Scan the entries below for the word "Body" and copy every line in which it occurs.

#### Recorded data:
════
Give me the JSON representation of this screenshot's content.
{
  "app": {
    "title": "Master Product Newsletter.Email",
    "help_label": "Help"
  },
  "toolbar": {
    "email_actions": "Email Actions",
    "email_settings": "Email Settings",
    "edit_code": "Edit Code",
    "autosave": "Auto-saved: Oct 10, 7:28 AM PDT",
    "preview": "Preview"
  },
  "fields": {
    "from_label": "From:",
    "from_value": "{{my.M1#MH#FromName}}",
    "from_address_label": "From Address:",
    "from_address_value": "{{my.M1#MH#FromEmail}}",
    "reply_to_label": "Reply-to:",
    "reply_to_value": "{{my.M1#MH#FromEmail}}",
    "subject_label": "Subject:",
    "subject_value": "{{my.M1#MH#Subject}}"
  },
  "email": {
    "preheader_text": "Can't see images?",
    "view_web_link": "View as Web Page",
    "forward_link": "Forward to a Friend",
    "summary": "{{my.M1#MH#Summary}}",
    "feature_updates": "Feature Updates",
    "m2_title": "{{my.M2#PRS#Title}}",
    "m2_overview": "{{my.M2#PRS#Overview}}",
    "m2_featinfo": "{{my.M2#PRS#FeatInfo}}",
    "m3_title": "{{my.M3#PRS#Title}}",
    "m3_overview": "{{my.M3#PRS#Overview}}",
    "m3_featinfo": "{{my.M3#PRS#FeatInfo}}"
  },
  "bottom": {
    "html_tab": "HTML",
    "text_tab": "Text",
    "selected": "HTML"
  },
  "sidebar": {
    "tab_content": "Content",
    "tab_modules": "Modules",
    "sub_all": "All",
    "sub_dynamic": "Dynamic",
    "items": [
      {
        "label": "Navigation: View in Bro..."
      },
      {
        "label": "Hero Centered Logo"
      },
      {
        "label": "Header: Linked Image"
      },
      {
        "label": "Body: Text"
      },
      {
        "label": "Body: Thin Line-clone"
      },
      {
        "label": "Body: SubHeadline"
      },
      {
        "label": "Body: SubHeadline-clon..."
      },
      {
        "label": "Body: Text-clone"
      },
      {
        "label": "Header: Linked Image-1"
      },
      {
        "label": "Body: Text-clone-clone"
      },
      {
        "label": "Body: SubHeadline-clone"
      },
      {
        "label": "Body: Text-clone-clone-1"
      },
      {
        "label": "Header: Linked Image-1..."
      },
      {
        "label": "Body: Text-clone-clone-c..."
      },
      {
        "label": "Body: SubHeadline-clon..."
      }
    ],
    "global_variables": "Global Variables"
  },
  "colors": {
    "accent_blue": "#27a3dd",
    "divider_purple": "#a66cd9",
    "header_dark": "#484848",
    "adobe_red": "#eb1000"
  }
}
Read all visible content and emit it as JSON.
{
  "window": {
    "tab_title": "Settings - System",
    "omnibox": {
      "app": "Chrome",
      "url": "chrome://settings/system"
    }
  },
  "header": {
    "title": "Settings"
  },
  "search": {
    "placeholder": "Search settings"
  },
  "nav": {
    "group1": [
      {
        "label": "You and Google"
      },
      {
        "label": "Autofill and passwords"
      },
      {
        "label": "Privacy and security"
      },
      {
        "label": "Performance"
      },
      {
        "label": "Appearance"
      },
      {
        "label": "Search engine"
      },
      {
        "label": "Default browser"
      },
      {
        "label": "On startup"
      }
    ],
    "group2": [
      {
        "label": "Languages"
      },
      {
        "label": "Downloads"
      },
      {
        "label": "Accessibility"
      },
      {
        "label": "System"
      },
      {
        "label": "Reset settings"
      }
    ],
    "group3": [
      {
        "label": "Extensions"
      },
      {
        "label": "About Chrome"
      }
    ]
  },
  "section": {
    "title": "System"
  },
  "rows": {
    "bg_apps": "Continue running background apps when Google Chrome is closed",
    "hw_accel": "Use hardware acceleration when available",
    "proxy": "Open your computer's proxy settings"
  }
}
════
#### Solution to the exercise:
        "label": "Body: Text"
        "label": "Body: Thin Line-clone"
        "label": "Body: SubHeadline"
        "label": "Body: SubHeadline-clon..."
        "label": "Body: Text-clone"
        "label": "Body: Text-clone-clone"
        "label": "Body: SubHeadline-clone"
        "label": "Body: Text-clone-clone-1"
        "label": "Body: Text-clone-clone-c..."
        "label": "Body: SubHeadline-clon..."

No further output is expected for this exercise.